Released through Paramount, Sonic The Hedgehog sees a small-town police officer discover the titular animal, and attempt to defeat an evil genius who wants to do experiments on it. Ben Schwartz voices Sonic, with James Marden and Jim Carrey as the cop and evil genius.
Films based on video games have had mixed success at the box office; a pre-existing fanbase can provide a ready-made audience, but differences in tone and style between the two mediums can also bring criticism.
Warner Bros scored a hit with Pokemon Detective Pikachu, which dislodged Avengers: Endgame from top spot with a £4.9m opening in May last year. It ended on an impressive £13.6m.
Another Warner Bros title, 2018’s Tomb Raider, performed less well, opening to £2.6m but ending on just £7.7m.
There have been seven films based on the Resident Evil franchise, the highest-grossing of which is 2010’s Resident Evil: Afterlife 3D, which opened to £1.7m and ended on £4.8m.
Assassin’s Creed disappointed with a £1.9m opening and £8m final cume in January 2017.
Combining its family-friendly nature and PG-rating with the character’s enduring popularity across several decades, Paramount will hope for a fast start similar to that of Pikachu.
Universal is distributing Emma, the latest title in its long-standing output deal with Working Title Pictures.
Anya Taylor-Joy takes the title role in the latest adaptation of Jane Austen’s 1815 classic about the perils of misconstrued romance. Autumn de Wilde directs, with Screen Stars of Tomorrow Johnny Flynn (2005), Josh O’Connor (2016), Mia Goth (2014), Callum Turner (2014) and Chloe Pirrie (2013) also in the cast.

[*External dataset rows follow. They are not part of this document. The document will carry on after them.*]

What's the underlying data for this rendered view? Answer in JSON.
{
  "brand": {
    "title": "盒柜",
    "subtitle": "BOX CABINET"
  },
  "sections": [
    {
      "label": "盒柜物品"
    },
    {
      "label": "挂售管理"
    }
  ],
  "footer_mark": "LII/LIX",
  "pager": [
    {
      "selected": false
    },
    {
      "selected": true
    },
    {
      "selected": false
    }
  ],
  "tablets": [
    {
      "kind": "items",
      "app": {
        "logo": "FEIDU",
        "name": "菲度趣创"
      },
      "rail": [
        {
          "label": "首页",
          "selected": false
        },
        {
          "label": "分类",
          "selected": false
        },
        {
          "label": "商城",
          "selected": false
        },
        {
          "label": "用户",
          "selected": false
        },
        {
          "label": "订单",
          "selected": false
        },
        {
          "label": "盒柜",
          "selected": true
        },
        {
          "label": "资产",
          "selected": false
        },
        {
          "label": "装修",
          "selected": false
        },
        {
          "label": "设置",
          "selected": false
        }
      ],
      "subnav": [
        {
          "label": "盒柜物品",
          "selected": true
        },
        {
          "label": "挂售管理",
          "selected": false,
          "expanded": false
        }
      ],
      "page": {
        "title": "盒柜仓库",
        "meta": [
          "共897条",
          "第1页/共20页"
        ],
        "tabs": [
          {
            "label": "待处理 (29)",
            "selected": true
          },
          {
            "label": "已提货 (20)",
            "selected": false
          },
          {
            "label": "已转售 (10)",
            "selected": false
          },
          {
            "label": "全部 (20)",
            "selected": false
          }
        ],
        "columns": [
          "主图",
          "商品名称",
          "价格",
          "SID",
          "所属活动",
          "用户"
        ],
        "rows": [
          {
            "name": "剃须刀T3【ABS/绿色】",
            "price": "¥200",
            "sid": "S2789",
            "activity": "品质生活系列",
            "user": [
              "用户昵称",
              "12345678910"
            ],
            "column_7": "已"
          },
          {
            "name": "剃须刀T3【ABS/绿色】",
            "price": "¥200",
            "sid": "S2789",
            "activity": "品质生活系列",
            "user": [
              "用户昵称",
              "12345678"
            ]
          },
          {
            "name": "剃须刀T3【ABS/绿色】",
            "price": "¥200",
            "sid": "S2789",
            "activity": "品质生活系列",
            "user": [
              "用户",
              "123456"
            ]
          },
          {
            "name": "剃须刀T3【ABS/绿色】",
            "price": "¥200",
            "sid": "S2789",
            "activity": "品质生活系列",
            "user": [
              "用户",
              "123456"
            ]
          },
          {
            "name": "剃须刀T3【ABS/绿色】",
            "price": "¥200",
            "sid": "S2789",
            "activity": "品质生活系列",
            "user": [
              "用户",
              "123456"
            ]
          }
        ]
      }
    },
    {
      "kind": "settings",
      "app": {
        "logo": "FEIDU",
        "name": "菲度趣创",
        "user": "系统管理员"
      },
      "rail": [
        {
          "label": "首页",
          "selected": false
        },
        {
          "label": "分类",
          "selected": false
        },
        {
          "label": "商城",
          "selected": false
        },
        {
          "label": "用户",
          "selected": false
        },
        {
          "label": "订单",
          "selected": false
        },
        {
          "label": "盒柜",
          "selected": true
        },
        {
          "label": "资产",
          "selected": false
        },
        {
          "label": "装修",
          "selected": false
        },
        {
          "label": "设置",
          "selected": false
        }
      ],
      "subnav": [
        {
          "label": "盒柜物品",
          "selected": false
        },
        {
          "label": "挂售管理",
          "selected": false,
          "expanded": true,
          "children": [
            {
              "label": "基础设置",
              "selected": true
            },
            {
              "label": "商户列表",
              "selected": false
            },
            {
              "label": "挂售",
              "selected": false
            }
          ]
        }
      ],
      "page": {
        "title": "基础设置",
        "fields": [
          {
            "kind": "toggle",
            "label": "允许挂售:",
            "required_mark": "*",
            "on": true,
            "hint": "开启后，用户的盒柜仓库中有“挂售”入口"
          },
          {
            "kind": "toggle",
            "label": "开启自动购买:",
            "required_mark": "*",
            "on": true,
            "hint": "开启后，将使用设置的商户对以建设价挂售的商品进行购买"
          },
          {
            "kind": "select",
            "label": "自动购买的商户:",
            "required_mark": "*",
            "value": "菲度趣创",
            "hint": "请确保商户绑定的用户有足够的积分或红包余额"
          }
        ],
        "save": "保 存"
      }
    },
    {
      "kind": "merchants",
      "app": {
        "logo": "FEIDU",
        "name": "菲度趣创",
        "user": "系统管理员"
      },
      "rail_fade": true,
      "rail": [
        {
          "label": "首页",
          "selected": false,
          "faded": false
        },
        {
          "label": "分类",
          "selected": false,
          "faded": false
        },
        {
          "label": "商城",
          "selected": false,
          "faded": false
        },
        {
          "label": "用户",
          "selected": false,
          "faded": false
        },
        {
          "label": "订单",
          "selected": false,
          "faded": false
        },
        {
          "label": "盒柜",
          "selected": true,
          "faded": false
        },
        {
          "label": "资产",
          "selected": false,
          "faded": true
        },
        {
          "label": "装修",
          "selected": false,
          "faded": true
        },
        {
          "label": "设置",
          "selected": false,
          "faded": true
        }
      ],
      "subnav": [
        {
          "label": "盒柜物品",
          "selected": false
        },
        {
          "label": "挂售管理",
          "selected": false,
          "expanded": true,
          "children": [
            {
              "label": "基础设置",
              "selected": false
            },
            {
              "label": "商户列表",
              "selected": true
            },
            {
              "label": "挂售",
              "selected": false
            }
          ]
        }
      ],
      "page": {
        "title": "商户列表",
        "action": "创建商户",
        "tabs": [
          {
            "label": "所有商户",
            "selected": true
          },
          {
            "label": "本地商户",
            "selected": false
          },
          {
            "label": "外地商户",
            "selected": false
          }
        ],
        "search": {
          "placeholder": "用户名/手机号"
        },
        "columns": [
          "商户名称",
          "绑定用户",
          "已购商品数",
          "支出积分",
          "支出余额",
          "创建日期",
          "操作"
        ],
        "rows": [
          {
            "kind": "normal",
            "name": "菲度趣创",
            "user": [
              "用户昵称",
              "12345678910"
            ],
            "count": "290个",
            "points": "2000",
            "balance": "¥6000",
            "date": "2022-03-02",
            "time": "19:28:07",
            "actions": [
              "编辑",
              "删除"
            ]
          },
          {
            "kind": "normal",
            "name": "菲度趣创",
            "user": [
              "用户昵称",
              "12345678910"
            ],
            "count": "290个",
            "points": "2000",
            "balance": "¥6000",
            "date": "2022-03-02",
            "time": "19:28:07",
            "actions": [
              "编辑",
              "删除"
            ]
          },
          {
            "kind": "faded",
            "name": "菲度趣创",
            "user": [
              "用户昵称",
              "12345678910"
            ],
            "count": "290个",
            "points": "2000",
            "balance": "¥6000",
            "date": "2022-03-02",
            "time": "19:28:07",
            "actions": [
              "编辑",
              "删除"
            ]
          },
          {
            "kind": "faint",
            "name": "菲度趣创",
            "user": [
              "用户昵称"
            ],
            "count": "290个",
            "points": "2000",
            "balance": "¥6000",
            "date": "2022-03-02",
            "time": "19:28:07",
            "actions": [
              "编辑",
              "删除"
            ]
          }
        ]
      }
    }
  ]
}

Disney’s 1996 adaptation starring Gwyneth Paltrow opened to £402,155, going on to £5.3m – a decent result for that time.
The book had also been loosely adapted by Amy Heckerling the previous year for the modern-day LA-set Clueless (opened: £638,212, closed: £3.9m), which stars Alicia Silverstone and is widely-considered a teen drama classic.
Rajshree Ojha directed a 2010 Hindi-language contemporary adaptation, which opened to £52,759 and ended on £118,792.
Taylor-Joy has worked consistently since her feature debut in Sundance 2015 breakout The Witch, released in the UK in August 2016 to a £1.2m total gross. Her highest-grossing titles are the second and third instalments of M. Night Shyamalan’s Eastrail 177 trilogy, 2017’s Split (£11.4m) and 2019’s Glass (£11m).
Following on from its shock best picture and best director win at last weekend’s Oscars, Bong Joon Ho’s Parasite will look to build on the £2.6m it has already made as it expands its locations by over 200%.
Distributed by Curzon in partnership with Studiocanal, the film will grow from 136 sites to 430 from today (Friday 14), making it one of the widest non-English language releases of all time at the UK box office.
Its midweek performance has held strong from its £1.1m opening weekend, with the film in third place behind 1917 and Birds Of Prey from Monday to Wednesday, and moving to second above the latter yesterday.
It has also grossed the highest first-week amount of any title to have played at Curzon’s venues. It took £300,715, topping the £298,561 of 2015’s Spectre.
On Valentine’s Day, Signature is distributing something of a counter-programming option – Takashi Miike’s First Love, a comedy-crime-romance hybrid about a boxer and sex worker who get caught in a drug-smuggling scheme in Tokyo.
The film debuted in Directors’ Fortnight at Cannes last year.
The prolific Miike has directed 88 titles since 1991 across theatrical and straight-to-video releases, his most successful being 2011’s 13 Assassins (opened: £108,445, closed: £380,481).
New Wave Films has Jean-Paul Civeyrac’s French drama A Paris Education, which debuted in Panorama at Berlinale 2018.
Wildcard Distribution has Ciaran Cassidy’s documentary Jihad Jane, about two American women who went looking for love online and end up being imprisoned on terrorism charges.
Doc specialist Dogwoof has When Lambs Become Lions, a Tribeca 2018 premiere about an ivory dealer in Kenya trying to protect his trade from exterior forces.
Five days after Parasite broke new ground, several non-English language titles hit UK cinemas.
Phoenix Productions is releasing Sicilian-set Polish romance drama 365 Days; Kaleidoscope has Chinese animated comedy Spycies, which is released with an English-language dub; while B4U Network has Jagdeep Sidhu’s Punjabi-language romance Sufna.
Rep titles include Joel Schumacher’s 1987 comedy-horror The Lost Boys through Warner Bros; and Jerry Zucker’s 1990 fantasy romance Ghost through Park Circus.
As well as Parasite, key holdovers include the second weekend of number one title Dolittle; the ongoing run of 1917, which on Wednesday became eOne’s highest-grossing theatrical release of all time in the UK by reaching £36.5m; and Warner Bros’ Birds Of Prey.